About this exercise — Go through the records below line by line. Count the lines with "BitLocker" and give the count alone.

Provided records —
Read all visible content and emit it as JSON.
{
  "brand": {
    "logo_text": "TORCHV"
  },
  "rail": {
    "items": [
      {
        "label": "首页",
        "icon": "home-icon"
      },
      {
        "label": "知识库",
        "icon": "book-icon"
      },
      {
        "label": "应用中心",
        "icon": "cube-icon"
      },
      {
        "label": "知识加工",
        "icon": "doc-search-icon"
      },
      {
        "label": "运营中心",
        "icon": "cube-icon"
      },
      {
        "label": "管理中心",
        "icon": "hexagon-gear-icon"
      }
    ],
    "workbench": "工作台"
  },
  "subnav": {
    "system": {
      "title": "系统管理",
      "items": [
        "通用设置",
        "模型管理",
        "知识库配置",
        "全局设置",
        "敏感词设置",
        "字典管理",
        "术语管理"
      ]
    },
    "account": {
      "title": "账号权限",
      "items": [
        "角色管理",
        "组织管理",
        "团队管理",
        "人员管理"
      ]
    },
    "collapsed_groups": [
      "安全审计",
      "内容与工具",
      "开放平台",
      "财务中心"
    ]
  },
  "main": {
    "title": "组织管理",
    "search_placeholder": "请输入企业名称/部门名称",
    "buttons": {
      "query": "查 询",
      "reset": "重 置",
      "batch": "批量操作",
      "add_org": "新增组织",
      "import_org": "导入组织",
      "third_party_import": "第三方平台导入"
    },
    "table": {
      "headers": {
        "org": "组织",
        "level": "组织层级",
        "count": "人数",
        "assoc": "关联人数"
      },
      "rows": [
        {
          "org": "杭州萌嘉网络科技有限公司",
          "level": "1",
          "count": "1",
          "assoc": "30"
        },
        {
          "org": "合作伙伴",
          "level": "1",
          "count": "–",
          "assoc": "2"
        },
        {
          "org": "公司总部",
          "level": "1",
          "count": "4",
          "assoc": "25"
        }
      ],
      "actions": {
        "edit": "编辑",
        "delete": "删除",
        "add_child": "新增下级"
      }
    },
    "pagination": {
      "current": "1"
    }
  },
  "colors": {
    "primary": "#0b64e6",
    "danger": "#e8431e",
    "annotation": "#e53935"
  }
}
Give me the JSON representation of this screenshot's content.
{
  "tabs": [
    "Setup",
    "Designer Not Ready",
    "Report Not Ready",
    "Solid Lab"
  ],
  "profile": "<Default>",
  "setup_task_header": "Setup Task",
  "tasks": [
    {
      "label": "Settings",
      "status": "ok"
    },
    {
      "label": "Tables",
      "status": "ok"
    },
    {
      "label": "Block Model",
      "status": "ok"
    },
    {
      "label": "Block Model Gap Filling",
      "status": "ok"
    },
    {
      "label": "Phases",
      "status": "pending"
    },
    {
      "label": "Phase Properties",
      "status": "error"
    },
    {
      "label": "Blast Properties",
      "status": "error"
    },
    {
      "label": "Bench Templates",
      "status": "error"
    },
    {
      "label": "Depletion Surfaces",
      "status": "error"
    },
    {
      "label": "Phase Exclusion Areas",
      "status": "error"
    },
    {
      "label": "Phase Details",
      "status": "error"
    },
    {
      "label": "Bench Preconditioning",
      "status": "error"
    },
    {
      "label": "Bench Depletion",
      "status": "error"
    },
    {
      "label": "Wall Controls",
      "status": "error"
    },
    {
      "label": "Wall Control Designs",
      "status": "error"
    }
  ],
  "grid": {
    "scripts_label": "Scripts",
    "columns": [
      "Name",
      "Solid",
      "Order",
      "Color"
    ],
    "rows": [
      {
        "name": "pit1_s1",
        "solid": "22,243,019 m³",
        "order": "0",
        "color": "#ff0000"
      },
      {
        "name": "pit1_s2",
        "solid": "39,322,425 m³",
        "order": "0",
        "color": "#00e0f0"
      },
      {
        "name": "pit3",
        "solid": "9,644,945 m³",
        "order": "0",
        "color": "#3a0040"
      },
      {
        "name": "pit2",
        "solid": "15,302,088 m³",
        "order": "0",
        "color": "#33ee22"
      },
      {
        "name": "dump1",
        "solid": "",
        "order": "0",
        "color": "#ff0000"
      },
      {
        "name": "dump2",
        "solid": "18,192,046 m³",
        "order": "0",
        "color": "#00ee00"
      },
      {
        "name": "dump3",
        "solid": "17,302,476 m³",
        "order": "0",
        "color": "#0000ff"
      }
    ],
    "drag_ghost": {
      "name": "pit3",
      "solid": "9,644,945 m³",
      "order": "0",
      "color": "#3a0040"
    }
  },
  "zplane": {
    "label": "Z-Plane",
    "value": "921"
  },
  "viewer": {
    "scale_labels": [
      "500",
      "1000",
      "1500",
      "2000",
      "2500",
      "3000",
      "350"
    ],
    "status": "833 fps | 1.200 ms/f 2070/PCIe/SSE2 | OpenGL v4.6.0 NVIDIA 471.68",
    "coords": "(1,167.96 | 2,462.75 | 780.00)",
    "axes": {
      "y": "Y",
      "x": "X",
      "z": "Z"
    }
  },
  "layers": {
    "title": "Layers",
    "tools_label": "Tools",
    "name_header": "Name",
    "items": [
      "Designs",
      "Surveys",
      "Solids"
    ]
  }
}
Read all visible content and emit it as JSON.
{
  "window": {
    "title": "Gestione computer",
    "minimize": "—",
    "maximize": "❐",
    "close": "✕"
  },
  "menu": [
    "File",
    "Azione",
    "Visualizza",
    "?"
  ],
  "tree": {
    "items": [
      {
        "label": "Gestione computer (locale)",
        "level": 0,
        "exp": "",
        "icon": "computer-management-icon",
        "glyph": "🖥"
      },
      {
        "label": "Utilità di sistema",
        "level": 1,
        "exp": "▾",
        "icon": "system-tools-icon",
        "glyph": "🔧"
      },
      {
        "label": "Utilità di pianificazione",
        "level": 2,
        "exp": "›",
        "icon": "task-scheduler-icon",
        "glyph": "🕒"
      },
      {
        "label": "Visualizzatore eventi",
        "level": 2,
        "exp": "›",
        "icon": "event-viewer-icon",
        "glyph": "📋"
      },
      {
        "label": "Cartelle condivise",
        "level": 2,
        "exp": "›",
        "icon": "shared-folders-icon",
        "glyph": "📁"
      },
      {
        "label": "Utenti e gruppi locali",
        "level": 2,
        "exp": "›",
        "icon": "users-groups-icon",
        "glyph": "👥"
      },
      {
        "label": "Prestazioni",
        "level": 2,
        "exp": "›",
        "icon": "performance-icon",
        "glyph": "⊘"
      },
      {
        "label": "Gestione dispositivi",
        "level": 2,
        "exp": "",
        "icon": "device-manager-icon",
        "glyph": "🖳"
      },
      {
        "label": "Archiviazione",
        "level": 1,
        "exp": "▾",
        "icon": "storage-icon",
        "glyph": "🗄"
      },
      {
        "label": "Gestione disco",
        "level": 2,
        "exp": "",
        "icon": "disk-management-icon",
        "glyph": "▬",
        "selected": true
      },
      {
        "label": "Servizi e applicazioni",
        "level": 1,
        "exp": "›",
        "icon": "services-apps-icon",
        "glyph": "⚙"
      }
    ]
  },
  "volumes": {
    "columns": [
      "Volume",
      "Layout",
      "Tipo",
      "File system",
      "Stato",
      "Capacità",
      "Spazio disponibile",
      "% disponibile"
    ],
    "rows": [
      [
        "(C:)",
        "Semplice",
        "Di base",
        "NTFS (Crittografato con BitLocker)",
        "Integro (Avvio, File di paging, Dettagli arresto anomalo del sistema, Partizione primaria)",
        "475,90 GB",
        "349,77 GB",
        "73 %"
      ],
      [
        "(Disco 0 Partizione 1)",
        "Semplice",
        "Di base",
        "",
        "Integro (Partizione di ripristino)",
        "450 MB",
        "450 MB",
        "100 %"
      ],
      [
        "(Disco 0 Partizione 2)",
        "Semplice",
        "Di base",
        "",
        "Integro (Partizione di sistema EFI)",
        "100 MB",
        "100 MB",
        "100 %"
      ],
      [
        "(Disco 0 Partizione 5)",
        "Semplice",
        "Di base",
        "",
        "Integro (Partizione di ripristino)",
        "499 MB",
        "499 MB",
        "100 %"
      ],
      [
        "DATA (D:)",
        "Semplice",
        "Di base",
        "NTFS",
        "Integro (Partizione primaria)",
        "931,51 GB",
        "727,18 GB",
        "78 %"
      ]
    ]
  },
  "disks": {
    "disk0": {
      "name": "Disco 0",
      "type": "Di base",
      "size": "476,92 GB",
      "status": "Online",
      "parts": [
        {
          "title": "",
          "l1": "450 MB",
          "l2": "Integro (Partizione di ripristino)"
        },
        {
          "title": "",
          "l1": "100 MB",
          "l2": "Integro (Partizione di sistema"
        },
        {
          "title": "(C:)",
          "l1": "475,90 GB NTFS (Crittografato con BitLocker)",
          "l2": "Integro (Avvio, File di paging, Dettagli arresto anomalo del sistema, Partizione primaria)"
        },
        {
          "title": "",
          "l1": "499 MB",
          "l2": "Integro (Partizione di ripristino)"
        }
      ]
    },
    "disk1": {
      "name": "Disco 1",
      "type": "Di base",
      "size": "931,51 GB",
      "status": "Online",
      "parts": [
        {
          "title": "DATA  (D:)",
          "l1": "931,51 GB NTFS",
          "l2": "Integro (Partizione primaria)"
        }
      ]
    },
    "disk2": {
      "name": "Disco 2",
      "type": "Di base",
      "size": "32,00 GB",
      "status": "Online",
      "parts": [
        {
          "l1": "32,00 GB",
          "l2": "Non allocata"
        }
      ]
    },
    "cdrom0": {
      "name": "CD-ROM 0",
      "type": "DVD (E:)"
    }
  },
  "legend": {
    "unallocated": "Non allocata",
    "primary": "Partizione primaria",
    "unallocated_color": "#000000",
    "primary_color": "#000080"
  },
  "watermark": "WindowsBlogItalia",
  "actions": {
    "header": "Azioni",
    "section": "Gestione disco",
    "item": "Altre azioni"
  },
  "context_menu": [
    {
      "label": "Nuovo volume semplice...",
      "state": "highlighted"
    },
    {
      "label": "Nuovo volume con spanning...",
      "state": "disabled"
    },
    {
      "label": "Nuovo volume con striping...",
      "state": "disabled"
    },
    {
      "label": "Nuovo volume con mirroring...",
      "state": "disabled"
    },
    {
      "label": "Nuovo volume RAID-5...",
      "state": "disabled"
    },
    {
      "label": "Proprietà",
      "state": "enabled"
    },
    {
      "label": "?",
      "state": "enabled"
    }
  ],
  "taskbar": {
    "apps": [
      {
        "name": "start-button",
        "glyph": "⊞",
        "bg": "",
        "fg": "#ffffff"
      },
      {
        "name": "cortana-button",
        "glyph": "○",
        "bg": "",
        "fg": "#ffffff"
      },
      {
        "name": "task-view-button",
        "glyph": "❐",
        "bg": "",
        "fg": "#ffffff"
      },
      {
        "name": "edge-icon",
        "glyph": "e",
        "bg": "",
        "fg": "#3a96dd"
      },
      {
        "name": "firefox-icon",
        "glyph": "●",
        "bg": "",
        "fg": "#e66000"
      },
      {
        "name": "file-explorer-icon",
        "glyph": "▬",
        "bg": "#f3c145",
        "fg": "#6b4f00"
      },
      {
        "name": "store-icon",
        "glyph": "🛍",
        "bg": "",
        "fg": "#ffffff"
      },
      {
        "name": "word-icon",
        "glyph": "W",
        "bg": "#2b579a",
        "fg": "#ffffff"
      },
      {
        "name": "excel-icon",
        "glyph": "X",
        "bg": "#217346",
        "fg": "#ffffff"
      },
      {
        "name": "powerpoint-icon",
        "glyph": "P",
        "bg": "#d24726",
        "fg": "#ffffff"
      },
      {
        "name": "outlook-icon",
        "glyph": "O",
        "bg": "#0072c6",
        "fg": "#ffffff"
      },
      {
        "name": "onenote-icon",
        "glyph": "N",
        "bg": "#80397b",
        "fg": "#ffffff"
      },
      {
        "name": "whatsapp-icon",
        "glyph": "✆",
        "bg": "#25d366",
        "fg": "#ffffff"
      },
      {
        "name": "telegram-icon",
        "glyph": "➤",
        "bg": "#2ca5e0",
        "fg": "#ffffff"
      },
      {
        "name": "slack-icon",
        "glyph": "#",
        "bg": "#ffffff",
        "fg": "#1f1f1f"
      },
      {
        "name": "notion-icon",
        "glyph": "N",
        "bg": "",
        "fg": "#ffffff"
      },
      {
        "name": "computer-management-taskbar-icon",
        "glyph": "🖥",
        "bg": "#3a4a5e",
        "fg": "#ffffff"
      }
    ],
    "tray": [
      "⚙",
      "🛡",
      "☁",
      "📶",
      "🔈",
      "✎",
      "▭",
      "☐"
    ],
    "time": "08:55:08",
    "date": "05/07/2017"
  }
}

Expected answer — 2